The development of design rules for selective laser melting
The research reported in this thesis focuses on assisting the design process in respect of end use metallic products produced using the Selective Laser Melting (SLM) technology.
The advancements in layer additive manufacturing technologies such as SLM have enabled the manufacture of end use products directly from Computer Aided Design data. Many companies and researchers are exploring the application of SLM in industry for specific applications, such as the mass customisation of biomedical implants and novel lattice structures. However, bridging SLM from research into mainstream manufacturing is not straightforward, as demanding industry standards and compliance need to be fulfilled.

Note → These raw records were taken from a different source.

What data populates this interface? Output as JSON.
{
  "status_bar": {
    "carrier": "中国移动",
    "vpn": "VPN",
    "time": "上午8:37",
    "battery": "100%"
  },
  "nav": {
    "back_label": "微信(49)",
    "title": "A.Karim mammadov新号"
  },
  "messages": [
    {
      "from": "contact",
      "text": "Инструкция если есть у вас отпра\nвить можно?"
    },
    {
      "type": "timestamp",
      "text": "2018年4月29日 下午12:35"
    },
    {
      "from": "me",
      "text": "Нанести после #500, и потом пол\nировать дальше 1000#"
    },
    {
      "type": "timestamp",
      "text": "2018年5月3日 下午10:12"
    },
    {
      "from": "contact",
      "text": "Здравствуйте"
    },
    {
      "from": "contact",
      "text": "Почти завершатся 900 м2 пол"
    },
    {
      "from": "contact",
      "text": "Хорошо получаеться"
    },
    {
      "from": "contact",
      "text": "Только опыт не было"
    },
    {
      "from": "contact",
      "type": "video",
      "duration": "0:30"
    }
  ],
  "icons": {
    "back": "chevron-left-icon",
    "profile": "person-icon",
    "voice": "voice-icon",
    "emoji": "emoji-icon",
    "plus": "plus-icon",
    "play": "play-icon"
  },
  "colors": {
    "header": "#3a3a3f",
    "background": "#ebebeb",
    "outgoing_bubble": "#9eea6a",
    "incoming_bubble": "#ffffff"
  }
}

Additive Manufacturing (AM) technologies are often perceived by designers as being able to generate all conceivable geometries. However, SLM is not completely freeform as the inherent process difficulties can distort many part geometries, and designers often lack an understanding of these process issues and their effect on the final SLM product. The aim of this research is to address this lack of design knowledge, by developing a set of design rules to allow for more predictable and reliable results when manufacturing parts with SLM.
This thesis documents how the design rules were created. Firstly, the geometric limitations of SLM were evaluated through a quantitative cyclic experimental methodology. Part orientation, fundamental geometries and compound design features were explored until self-supporting parts with the optimum part accuracy were achieved. Design rules were then created and evaluated through a series of interviews with industrial and academic design professionals.
- School of Art and Design